Kakaire O, Nakiggude J, Lule JC, Byamugisha JK. Post abortion women’s perceptions of utilizing long acting reversible contraceptive methods in Uganda. A qualitative study. Open J Obstet Gynecol. 2014;04:1087.
Williamson LM, Parkes A, Wight D, Petticrew M, Hart GJ. Limits to modern contraceptive use among young women in developing countries: a systematic review of qualitative research. Reprod Health. 2009;6:3.
Bell S, Weidert K, Fraser A, Prata N. Health Facility Assessment Report: Cacuaco and Viana Municipalities. UC Berkeley Bixby Center: Angola Comprehensive Family Planning and Post-Abortion Care Project. 2013.
Borges ALV, OlaOlorun F, Fujimori E, Hoga LAK, Tsui AO. Contraceptive use following spontaneous and induced abortion and its association with family planning services in primary health care: results from a Brazilian longitudinal study.

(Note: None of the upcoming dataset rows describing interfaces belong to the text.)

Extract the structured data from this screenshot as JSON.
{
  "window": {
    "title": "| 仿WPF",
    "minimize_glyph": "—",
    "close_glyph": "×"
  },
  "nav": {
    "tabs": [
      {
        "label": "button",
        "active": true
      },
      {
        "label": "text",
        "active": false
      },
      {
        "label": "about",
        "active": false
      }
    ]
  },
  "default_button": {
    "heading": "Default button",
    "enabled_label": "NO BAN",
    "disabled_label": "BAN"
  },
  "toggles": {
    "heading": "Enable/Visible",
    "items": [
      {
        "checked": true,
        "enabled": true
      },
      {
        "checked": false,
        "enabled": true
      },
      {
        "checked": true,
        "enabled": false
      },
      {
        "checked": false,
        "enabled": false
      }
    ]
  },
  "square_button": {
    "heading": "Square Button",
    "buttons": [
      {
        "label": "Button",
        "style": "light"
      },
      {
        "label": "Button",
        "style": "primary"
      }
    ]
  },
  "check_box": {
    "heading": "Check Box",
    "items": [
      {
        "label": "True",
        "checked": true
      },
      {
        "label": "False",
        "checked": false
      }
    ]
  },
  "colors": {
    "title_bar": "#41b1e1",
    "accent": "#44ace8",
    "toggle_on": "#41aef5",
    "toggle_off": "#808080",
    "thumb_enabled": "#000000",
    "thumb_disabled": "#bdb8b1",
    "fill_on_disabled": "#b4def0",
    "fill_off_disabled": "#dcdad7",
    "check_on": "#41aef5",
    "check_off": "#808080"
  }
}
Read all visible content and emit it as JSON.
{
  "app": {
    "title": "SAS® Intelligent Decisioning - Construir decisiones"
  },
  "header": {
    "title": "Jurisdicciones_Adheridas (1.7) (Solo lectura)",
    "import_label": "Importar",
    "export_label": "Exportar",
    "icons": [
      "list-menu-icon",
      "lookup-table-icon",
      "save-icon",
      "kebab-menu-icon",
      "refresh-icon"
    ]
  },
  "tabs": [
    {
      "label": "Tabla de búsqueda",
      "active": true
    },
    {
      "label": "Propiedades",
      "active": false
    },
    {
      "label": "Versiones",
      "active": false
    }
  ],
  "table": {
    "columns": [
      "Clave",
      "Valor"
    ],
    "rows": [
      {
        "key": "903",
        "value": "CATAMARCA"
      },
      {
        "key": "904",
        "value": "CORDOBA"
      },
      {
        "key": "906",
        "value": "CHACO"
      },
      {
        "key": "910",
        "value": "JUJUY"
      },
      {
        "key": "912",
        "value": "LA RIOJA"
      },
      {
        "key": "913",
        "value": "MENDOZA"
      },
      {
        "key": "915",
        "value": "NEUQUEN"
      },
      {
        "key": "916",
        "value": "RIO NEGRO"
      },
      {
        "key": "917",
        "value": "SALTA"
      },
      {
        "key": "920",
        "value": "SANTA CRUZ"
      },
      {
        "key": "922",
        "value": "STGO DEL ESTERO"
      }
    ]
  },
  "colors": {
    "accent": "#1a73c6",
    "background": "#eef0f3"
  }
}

Reprod Health. 2015;12:94.
Prata N, Bell S, Holston M, Gerdts C, Melkamu Y. Factors associated with choice of post-abortion contraception in Addis Ababa, Ethiopia. Afr J Reprod Health. 2011;15:51–57.
Collumbien M, Gerressu M, Cleland J. Non-use and use of ineffective methods of contraception. 2004.
Induced Abortion Worldwide [webpage on the Internet]. Guttmacher Institute (2016). Available from: https://www.guttmacher.org/fact-sheet/induced-abortion-worldwide. Accessed March 18, 2017.
Decker M, Constantine NA. Factors associated with contraceptive use in Angola. Afr J Reprod Health. 2011;15:68–77.
This work is published and licensed by Dove Medical Press Limited. The full terms of this license are available at https://www.dovepress.com/terms.php and incorporate the Creative Commons Attribution - Non Commercial (unported, v3.0) License. By accessing the work you hereby accept the Terms. Non-commercial uses of the work are permitted without any further permission from Dove Medical Press Limited, provided the work is properly attributed. For permission for commercial use of this work, please see paragraphs 4.2 and 5 of our Terms.Download Article [PDF]